= Activity =
Only the lines holding "screenshot" are wanted here; copy each from the listing.

= Exercise materials =
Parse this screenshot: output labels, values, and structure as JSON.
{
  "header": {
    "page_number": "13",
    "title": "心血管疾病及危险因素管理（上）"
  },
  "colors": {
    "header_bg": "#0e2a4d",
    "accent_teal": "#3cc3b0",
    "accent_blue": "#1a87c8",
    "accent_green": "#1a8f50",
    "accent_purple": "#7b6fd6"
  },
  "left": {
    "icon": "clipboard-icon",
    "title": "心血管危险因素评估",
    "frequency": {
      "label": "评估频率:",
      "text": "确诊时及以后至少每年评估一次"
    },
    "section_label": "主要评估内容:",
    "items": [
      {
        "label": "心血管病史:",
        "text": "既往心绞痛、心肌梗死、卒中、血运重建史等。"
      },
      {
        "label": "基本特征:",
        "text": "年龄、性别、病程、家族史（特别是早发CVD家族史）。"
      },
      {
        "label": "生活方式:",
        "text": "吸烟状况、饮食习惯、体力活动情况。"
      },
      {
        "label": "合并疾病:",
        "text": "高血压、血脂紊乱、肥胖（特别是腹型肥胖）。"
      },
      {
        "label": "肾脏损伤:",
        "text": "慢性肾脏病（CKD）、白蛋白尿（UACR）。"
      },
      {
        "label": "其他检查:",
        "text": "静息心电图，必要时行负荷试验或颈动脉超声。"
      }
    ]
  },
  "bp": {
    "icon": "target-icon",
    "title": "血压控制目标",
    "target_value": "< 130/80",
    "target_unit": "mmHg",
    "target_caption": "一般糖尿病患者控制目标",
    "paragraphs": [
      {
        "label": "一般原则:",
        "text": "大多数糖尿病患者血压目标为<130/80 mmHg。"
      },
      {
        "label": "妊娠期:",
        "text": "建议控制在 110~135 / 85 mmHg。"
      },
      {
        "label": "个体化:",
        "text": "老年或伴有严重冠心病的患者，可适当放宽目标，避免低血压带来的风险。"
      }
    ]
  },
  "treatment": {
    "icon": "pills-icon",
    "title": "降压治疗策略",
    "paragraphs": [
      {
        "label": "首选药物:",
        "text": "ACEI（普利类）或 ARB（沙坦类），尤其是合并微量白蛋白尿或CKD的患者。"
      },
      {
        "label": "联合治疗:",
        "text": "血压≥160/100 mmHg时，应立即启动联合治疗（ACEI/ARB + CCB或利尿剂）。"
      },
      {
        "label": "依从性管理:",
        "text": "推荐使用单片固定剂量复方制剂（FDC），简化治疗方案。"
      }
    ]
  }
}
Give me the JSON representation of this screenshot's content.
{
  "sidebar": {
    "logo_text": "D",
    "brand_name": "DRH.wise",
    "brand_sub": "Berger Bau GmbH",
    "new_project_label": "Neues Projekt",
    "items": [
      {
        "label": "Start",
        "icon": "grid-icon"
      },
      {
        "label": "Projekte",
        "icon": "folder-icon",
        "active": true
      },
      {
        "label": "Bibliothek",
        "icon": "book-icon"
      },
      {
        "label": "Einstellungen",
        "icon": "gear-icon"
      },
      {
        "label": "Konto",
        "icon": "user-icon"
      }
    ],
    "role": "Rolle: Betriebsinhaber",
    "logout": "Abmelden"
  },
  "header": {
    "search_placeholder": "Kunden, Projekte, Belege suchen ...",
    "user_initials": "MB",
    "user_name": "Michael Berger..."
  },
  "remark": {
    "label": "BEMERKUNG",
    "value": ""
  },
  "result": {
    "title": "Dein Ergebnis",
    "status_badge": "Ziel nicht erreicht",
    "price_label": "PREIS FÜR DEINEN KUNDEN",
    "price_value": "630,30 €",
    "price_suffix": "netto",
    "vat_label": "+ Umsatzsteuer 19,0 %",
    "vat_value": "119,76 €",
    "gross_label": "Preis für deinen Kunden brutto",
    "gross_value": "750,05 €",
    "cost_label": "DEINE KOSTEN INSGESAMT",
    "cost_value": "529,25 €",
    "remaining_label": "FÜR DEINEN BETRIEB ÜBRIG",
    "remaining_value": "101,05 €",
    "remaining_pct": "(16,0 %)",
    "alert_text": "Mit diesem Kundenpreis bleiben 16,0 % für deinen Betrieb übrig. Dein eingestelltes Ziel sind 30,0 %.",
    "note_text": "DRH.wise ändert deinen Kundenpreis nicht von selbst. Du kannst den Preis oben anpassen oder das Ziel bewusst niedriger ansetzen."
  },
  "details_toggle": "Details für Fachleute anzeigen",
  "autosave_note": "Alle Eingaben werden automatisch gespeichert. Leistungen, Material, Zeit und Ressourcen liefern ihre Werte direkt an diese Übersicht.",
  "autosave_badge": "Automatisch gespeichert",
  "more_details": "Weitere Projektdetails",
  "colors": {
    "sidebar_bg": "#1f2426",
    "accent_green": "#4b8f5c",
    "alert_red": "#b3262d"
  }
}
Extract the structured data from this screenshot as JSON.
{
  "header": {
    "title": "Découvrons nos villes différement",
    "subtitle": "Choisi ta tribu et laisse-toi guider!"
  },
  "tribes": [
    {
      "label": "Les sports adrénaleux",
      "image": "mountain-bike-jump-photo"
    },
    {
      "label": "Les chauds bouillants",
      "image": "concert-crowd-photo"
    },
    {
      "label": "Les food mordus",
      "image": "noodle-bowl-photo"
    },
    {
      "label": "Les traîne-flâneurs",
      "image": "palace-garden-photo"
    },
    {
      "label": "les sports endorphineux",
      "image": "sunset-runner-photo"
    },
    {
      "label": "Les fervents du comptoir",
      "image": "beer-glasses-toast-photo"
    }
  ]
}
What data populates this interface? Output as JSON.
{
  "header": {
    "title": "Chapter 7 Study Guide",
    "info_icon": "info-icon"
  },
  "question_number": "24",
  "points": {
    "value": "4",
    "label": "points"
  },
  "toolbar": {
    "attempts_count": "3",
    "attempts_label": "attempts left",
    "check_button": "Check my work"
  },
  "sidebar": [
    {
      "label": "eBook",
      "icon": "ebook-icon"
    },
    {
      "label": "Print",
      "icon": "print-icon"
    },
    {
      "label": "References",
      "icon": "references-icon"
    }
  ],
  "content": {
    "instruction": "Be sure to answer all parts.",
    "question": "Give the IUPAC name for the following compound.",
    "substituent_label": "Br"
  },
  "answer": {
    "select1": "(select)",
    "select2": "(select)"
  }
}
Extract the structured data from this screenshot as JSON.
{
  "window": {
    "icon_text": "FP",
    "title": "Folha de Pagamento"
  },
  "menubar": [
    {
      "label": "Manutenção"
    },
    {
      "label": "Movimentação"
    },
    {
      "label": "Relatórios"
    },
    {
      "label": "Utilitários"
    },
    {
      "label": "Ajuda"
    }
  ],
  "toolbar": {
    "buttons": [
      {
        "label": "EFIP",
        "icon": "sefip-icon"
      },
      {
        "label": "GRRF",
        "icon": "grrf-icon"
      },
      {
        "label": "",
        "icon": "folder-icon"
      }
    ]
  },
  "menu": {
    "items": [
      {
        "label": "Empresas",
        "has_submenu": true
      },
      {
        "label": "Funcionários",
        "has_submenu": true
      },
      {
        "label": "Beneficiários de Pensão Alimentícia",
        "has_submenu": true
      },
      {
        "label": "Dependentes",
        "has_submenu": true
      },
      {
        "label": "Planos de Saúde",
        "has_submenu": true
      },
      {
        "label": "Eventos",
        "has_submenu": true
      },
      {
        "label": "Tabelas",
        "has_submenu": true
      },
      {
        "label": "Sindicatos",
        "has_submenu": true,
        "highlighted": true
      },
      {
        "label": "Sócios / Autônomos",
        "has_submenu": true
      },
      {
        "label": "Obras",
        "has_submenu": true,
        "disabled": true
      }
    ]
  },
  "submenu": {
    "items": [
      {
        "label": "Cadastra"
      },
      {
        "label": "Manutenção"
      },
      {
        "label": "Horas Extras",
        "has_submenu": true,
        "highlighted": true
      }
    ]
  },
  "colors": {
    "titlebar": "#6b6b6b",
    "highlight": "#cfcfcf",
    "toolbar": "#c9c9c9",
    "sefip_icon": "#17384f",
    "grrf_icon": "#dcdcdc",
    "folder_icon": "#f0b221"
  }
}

= Response to this task =
Parse this screenshot: output labels, values, and structure as JSON.
Give me the JSON representation of this screenshot's content.
Extract the structured data from this screenshot as JSON.
Extract the structured data from this screenshot as JSON.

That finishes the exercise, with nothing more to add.